This is exactly what happened to another table. West made three spades doubled, so the North-South pair was minus 530. Going down 500 in four hearts doubled was, therefore, worth one match point. Not much, it is true, but not the bottom, either.

ILLUSTRATION

Neither side vulnerable South dealer

NORTH

[King of Spades]
[Queen of Spades]
[Jack of Spades]
[9 of Spades]
[Ace of Hearts]
[3 of Hearts]
[King of Clubs]
[10 of Clubs]
[9 of Clubs]
[6 of Clubs]
[Queen of Diamonds]
[10 of Diamonds]
[7 of Diamonds]

WEST

[Ace of Spades]
[10 of Spades]
[6 of Spades]
[5 of Spades]
[2 of Hearts]
[Ace of Clubs]
[7 of Clubs]
[5 of Clubs]
[Ace of Diamonds]
[King of Diamonds]
[Jack of Diamonds]
[8 of Diamonds]
[6 of Diamonds]

SOUTH

[2 of Spades]
[Queen of Hearts]
[Jack of Hearts]
[9 of Hearts]
[7 of Hearts]
[6 of Hearts]
[5 of Hearts]
[Jack of Clubs]
[4 of Clubs]
[2 of Clubs]
[9 of Diamonds]
[5 of Diamonds]
[2 of Diamonds]

EAST

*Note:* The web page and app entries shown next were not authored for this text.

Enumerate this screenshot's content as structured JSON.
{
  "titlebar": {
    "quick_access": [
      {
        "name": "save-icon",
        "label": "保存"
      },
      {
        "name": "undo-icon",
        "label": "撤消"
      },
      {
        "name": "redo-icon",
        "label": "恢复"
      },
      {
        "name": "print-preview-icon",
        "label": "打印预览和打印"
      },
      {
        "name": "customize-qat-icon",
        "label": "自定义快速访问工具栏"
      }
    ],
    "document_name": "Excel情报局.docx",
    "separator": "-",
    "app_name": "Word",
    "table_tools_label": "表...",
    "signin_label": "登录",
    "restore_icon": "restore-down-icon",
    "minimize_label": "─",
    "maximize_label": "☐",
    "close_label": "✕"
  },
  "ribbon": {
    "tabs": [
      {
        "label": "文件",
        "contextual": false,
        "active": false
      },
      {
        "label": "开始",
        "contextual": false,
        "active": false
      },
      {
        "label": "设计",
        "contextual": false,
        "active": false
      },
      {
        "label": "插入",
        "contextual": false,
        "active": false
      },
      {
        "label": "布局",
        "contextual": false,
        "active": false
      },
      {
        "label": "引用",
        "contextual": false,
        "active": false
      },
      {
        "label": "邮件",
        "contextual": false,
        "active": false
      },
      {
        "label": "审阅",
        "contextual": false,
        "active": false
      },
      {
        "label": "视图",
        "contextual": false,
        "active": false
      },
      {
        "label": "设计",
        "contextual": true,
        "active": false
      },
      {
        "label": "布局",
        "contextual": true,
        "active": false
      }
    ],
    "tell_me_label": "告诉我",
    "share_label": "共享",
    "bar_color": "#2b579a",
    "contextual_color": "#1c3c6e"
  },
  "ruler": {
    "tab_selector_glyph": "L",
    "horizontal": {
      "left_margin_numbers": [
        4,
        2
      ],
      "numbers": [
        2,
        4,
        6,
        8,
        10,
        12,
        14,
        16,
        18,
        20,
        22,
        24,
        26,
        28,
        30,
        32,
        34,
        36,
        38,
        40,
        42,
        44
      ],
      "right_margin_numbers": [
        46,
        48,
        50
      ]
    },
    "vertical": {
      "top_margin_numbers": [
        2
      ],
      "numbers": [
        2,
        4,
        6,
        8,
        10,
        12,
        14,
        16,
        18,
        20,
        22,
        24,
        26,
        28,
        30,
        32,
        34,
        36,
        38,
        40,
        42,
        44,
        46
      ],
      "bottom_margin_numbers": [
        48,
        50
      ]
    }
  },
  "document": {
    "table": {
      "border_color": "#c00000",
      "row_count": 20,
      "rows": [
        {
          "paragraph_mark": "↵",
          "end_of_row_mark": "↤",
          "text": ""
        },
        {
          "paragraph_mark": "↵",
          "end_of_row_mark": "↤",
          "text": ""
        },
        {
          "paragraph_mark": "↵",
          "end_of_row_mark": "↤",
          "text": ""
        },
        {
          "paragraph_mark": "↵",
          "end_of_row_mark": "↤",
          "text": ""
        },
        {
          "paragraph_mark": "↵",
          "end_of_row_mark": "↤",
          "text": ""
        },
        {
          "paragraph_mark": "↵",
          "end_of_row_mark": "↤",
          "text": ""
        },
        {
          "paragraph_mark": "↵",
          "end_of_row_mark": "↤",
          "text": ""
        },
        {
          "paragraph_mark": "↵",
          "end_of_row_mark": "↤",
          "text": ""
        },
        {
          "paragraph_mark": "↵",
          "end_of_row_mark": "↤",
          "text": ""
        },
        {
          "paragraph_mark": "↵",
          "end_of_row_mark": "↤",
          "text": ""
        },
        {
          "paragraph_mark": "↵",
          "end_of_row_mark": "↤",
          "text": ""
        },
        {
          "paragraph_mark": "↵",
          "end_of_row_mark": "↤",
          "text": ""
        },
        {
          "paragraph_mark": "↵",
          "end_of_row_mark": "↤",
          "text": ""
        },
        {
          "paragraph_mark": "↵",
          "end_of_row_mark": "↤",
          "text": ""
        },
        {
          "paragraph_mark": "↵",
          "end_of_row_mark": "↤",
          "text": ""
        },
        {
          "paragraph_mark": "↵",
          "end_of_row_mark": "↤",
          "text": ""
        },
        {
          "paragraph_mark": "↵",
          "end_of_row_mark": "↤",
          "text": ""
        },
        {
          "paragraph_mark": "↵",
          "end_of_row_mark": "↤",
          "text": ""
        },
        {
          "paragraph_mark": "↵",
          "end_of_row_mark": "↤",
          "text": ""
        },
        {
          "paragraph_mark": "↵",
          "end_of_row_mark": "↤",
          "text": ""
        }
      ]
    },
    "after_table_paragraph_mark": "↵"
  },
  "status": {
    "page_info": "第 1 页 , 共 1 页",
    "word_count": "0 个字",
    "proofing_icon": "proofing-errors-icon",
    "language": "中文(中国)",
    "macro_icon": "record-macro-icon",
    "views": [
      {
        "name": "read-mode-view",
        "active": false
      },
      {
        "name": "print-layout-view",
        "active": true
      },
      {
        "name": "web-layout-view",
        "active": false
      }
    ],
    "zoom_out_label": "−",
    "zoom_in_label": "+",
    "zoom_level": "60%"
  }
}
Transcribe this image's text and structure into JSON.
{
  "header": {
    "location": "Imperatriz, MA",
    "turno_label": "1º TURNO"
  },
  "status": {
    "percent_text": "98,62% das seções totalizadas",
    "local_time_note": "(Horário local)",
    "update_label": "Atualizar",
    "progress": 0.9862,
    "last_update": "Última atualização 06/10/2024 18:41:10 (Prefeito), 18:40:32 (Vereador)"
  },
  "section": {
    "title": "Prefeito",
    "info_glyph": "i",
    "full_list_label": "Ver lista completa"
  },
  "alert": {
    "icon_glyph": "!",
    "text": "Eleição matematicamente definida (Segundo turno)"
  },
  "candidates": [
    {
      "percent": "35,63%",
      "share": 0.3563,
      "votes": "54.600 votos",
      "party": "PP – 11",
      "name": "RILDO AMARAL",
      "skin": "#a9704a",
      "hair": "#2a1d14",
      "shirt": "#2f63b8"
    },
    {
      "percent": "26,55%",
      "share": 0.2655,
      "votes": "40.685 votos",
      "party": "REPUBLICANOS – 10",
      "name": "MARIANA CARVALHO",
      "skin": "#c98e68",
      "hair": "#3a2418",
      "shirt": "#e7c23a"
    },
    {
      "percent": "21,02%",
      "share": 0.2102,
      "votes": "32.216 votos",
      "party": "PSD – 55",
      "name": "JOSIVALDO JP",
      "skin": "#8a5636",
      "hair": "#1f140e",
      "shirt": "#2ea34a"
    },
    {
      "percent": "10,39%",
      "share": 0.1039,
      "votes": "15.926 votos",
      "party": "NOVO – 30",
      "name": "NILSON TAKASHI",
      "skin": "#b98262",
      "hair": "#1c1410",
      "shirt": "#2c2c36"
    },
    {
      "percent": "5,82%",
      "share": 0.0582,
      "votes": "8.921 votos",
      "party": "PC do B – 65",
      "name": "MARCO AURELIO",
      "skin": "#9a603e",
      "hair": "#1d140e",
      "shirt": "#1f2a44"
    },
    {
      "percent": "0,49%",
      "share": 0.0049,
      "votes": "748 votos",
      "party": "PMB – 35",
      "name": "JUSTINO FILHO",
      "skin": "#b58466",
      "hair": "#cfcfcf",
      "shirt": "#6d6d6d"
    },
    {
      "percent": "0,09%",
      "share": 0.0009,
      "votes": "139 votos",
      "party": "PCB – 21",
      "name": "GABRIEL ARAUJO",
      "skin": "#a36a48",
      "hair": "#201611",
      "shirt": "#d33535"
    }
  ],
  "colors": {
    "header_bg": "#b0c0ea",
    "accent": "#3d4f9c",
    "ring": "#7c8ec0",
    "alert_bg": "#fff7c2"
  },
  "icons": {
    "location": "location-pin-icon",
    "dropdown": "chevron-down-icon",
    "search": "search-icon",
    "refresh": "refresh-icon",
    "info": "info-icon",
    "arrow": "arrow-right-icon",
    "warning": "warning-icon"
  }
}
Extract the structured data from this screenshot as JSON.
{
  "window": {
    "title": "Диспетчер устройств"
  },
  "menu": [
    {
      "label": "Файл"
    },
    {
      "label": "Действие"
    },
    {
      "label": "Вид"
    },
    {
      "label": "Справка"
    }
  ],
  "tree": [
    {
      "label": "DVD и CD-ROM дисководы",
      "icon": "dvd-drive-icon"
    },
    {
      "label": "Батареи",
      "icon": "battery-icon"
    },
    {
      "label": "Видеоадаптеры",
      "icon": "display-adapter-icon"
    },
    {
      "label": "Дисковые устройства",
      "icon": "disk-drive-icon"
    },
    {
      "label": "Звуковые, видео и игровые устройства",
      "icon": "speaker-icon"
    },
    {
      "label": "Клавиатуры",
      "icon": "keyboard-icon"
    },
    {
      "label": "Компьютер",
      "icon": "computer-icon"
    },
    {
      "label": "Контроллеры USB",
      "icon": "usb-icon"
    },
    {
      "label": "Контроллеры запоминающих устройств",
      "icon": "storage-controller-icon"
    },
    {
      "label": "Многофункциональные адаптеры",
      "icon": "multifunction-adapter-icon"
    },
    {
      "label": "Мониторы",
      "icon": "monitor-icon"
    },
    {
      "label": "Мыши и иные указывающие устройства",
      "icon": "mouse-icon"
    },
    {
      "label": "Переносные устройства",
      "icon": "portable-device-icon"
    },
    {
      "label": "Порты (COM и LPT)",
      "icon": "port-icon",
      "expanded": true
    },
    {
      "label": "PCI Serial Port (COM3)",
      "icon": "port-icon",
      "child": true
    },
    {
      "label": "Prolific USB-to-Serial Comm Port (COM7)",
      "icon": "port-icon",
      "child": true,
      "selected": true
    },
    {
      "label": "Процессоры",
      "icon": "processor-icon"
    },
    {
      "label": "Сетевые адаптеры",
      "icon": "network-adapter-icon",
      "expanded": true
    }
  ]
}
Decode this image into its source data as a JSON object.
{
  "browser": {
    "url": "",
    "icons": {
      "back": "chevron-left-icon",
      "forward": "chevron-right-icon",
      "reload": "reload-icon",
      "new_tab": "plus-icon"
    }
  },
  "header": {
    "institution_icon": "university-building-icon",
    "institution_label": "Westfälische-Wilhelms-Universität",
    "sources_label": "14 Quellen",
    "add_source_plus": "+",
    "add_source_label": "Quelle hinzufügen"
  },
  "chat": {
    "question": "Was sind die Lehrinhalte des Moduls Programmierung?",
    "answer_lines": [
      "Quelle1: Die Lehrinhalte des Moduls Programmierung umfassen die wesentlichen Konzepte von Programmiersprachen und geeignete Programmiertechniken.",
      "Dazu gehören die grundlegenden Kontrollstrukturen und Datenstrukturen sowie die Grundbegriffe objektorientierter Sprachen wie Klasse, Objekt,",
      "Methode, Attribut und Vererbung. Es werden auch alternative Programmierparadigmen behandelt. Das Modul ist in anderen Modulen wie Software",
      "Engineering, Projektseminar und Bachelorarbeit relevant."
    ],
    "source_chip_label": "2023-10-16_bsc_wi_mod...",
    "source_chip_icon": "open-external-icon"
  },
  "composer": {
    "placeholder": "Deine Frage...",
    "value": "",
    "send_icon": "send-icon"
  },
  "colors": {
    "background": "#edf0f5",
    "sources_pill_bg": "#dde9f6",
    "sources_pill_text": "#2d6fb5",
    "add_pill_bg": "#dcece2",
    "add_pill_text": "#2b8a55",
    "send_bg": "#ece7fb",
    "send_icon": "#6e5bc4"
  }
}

[8 of Spades]
[7 of Spades]
[4 of Spades]
[3 of Spades]
[King of Hearts]
[10 of Hearts]
[8 of Hearts]
[4 of Hearts]
[Queen of Clubs]
[8 of Clubs]
[3 of Clubs]
[4 of Diamonds]
[3 of Diamonds]

SOUTH

PASS
2 [Heart]
3 [Heart]
PASS
4 [Heart]
PASS

WEST

1 [Diamond]
2 [Spade]
PASS
PASS
PASS
PASS

NORTH

1 N.T.
PASS
PASS
DOUBLE
PASS
PASS

EAST

PASS
PASS
3 [spade]
PASS
DOUBLE

Opening lead: King of diamonds

HOLE YARDS PAR R1 R2 R3 R4
OUT
HOLE YARDS PAR R1 R2 R3 R4
IN
Eagle (-2)
Birdie (-1)
Bogey (+1)
Double Bogey (+2)